I am an introvert. I am also a nerd. Sound familiar?
Naturally, these two words go together. Typically, introverts have a tendency to enjoy spending time alone (and also need that time to recharge), and a lot of stereotypically “nerdy” activities are pursued alone (i.e. reading, playing video games, etc.) That’s not to say that all introverts are nerds or vice versa. But for me, I’ve found that the more I’m comfortable with myself, the more lame I become.
And that’s a good thing.
You see, ever since I was little I’ve enjoyed spending time by myself. Even with my older brother (who I’m very close with) around, I still was pretty satisfied just playing or reading on my own. And as I got older, those habits have stuck so that I can now comfortably occupy myself for an entire day without much trouble.
But that’s… kind of weird. Isn’t it?
I’ve been thinking a lot about this lately since my summer vacation has officially started. I have all of these plans for the summer that I’ve compiled into a notebook of lists. (I LOVE LISTS.) The things I want to do culminate into seventeen–seventeen— different categories. (I’ll make a post about it in the near future.)
But I realized something about this: most of the activities I want to pursue would only benefit me.
I want to spend my summer learning about different topics on the Internet via Crash Course videos and Netflix documentaries. I want to read and write every day. I want to practice piano and ukulele. And I do have a lot of big projects that I want to pursue (this blog being one of them!), but they are all pretty much centered on me being by myself. Granted, I don’t have a driver’s license (I’m working on it!), so I can’t exactly get myself to other people very easily. But all of this learning for my own benefit got me thinking: why am I doing this? What’s all of this for?
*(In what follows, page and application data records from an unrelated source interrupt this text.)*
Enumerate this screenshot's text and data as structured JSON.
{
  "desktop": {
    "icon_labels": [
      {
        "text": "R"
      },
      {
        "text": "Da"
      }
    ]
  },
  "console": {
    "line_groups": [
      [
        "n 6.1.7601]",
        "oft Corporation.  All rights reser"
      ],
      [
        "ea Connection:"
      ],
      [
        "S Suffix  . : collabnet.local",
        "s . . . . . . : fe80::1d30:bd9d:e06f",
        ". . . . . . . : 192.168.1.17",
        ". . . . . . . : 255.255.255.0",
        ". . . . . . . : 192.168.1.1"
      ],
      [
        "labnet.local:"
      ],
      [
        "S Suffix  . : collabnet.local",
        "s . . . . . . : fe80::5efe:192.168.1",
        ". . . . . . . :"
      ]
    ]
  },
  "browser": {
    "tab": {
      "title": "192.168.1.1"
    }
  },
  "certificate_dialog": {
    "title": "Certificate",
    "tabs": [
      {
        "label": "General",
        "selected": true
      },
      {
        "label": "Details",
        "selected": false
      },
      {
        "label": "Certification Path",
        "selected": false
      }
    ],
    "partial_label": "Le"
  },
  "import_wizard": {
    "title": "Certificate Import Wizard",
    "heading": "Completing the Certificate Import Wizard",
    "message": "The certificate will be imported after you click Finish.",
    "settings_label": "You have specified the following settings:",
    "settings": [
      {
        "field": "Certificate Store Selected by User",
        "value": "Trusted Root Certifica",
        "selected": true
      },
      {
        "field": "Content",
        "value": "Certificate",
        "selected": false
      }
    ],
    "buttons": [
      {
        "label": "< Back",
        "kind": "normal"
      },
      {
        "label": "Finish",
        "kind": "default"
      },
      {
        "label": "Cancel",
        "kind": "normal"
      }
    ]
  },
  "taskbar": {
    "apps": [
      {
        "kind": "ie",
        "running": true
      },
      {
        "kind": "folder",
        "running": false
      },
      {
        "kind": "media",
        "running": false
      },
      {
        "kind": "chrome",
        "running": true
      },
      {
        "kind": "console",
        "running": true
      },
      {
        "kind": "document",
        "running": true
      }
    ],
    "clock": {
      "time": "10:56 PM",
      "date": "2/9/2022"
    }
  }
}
This brought me to the idea that people have different tools for combating loneliness. Naturally, some of them are ineffectual and actually detrimental, like heavy drinking or drugs. And some people simply don’t have any tools at all and spend all their time with other people, sometimes even people they hate, just so that they aren’t alone.
I’ve realized that over the course of my life, and especially within the last year, I’ve used learning as a means to defeat loneliness. And it works.
Last summer was one of the most boring times of my life. I had just graduated from high school; I had no job and no driver’s license. Now, before that summer, I was that studious kid who actually did all of the summer work– and I had a lot of it. So before, when I wasn’t spending time with my friends, I was reading East of Eden or doing a chemistry packet. I managed to be stressed in the summer. Call me crazy.
And so, of course, I looked forward to that first summer of true freedom, when I could do whatever I wanted whenever I wanted. But after about a month, it got really old. I didn’t know what to do with myself. All of my friends were busy.
So from that time, through my extra-long winter break after my first semester of college, I picked up learning as a hobby. I got this app called Duolingo that teaches me French, and another one called Daily Art that teaches you about one famous painting a day. I started watching Crash Course videos and Netflix documentaries about everything from psychology to astronomy, from feminism to ballerinas. And I fell in love with a different kind of learning; at school, I had been forced to learn what the government thinks is important. Now, I was learning what I wanted to learn.
And so now I’ve come to another summer that seems to be lacking human interaction, but I’m startlingly O.K. with it. Should I be worried that I can spend so much time with myself so easily? Maybe. Am I kind of digging it? Yeah.
So what do you think? Is learning a good way to combat loneliness? Is there a better way? How do you deal with being lonely? Let me know in the comments!